and Increase Growth of Acer rubrum and Betula
nigra in Compacted Urban Soil
Bryant C. Scharenbroch and Gary W. Watson

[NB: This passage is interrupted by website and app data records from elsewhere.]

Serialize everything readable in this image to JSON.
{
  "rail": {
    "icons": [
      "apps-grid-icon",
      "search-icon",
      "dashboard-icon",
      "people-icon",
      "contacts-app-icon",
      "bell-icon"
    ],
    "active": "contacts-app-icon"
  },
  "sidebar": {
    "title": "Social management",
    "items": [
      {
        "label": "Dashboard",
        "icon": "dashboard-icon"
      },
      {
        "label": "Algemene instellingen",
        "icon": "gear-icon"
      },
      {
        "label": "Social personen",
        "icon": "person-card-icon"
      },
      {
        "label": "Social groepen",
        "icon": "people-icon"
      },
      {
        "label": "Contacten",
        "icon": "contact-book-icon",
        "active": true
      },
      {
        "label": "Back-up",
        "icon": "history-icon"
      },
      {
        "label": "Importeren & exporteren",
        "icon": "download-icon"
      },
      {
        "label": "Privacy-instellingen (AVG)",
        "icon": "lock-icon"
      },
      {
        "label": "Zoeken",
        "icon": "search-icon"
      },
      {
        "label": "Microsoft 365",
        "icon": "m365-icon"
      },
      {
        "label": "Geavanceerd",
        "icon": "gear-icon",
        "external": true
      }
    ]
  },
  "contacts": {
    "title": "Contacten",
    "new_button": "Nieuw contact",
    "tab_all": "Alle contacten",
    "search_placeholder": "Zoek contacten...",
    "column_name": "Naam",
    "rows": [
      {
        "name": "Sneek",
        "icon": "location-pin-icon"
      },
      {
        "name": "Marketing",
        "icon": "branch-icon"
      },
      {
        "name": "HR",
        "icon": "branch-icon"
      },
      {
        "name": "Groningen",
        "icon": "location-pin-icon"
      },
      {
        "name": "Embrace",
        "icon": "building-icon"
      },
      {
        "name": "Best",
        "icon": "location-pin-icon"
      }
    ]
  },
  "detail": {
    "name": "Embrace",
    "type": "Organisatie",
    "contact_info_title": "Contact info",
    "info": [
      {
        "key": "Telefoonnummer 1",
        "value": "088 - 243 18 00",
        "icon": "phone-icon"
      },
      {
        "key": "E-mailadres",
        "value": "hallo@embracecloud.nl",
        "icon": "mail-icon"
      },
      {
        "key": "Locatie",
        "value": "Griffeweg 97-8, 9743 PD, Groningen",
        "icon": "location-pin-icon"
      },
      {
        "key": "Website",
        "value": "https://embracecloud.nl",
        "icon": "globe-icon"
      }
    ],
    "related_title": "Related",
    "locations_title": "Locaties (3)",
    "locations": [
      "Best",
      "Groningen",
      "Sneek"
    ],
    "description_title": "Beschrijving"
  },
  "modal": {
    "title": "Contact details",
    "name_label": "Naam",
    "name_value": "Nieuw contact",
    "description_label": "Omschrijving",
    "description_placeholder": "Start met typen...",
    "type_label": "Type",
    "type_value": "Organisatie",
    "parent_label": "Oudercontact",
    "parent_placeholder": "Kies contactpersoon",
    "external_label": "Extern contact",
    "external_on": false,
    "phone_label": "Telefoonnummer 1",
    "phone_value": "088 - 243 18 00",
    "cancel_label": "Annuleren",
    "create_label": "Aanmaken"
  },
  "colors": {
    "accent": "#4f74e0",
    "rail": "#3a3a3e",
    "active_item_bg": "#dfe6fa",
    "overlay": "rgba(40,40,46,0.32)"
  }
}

Abstract: Tree growth is negatively impacted by the removal of topsoil and compaction of subsoil associated with site development in urban landscapes. A research plot with 60 Acer rubrum and 60 Betula nigra was created, mimicking the typical urban landscape disturbance. Wood-chip mulch (WC), compost (COMP), inorganic fertilizer (FERT), aerated compost tea (ACT), a commercial biological product (CBP), and a water control (NULL) were assessed for their impacts on soil quality and tree growth after five years. The WC treatment significantly decreased bulk density and increased soil moisture, organic matter, and microbial respiration. The COMP treatment increased soil moisture, organic matter, microbial respiration, pH, N, P, and K. Soil P increased with the FERT treatment. Tree growth was significantly increased with WC, COMP, and FERT treatments. No significant changes in soil properties or tree growth were observed with ACT or CBP compared to NULL; and, compared to background soil levels or other treatments (e.g., COMP and WC) ACT and CBP supply relatively minimal amounts of microbes and nutrients. This research shows strong evidence that COMP topdressings and WC mulches are effective and also cost-efficient methods for improving soil quality and stimulating tree growth in compacted urban landscape soils.
Keywords: Acer rubrum; Aerated Compost Tea; Betula nigra; Compost; Inorganic Fertilizer; Organic Materials; Organic Matter; Soil;